While this tale is technically fiction, it is an unfortunate reality for many transgender individuals in Wisconsin. Worse yet, although it is abhorrent behavior, it is perfectly legal in our state. Wisconsin is one of the 25 states that does not provide statewide legal protection against gender identity discrimination in the workplace. There are a handful of cities and just one county (Dane) that provide protection on a local level, but for Sam and other transgender individuals who live elsewhere, the law is not on their side.
There are many unique legal issues the LGBT community faces. In the estate planning realm, for example, it is not as easy as merely substituting “husband/wife” for “wife/ wife.” The term “estate planning” includes wills, trusts, guardianships, health care and financial directives, and probate, to name a few. Let’s say that Sam gets into a terrible car accident and experiences a traumatic brain injury. He is declared temporarily incompetent to make his own health care decisions. Without specifically including instructions in Sam’s health care power of attorney regarding his continued use of testosterone, there is a legitimate concern that a Fond du Lac court would disallow this desired care. An LGBT estate planner intrinsically knows what to ask and how to write it in order to legally effectuate and maintain his hard-fought transition.
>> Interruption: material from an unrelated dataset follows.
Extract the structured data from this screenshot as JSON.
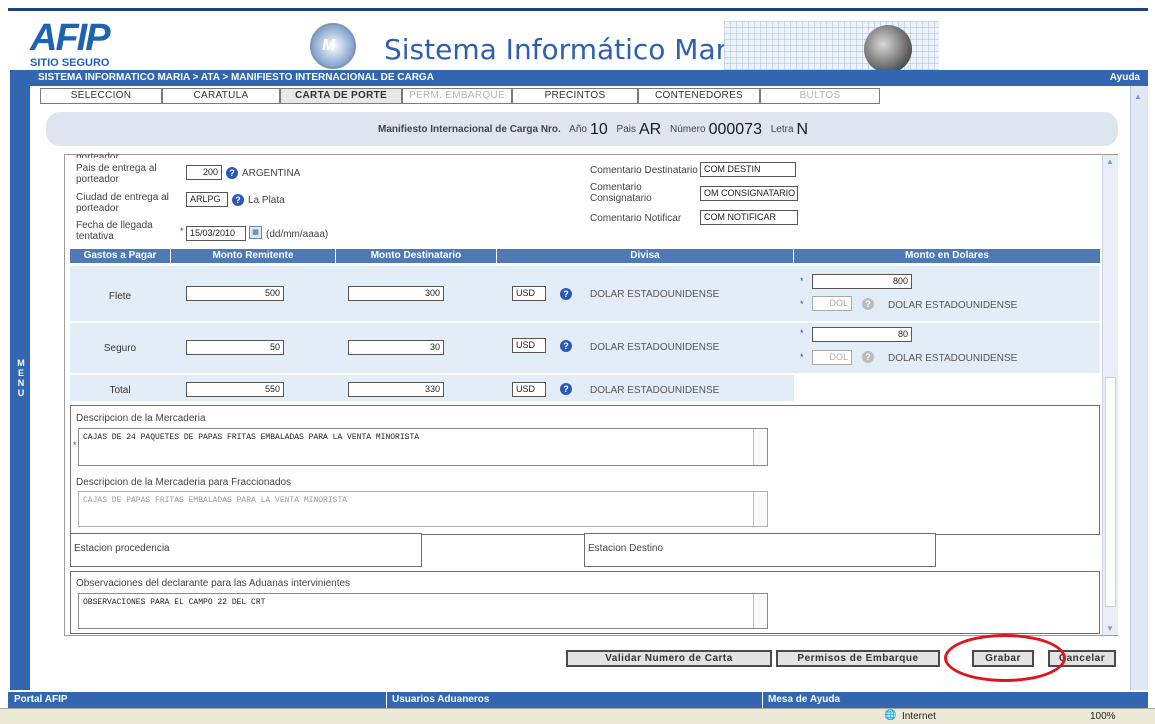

What does this mean for attorneys? As an estate planning attorney, I need to protect you and your family where the law does not. When a transgender client comes in, it is imperative we get a firm understanding of where the client is regarding his or her emotional, physical and legal transition. When an LGBT person sets up a will, there is a chance of the will being contested by prejudiced family members after death. Getting a good grasp on the situation before it occurs might cool off some of the hotheads and avoid disputes which are costly and stressful for the decedent’s beloved surviving partner. A private, “revocable trust” rather than a “simple will” better serves this purpose. An “LGBT” lawyer understands this. We are experienced in these legal processes and can navigate these waters, thus minimizing client stress and maximizing desired results.
The fight for LGBT equality is far from over in Wisconsin. I dream of the day when it becomes unnecessary for us to advocate for the LGBT community. Until that day comes, we need to continue to create safe spaces for LGBT clientele. Until that day arrives, I urge attorneys to bravely designate themselves as practitioners of “LBGT Law.”
Abigail Churchill is an attorney with Horn & Johnsen SC. A 2015 graduate of the University of Wisconsin Law School, she focuses her legal practice in the areas of probate, trust administration, and estate planning.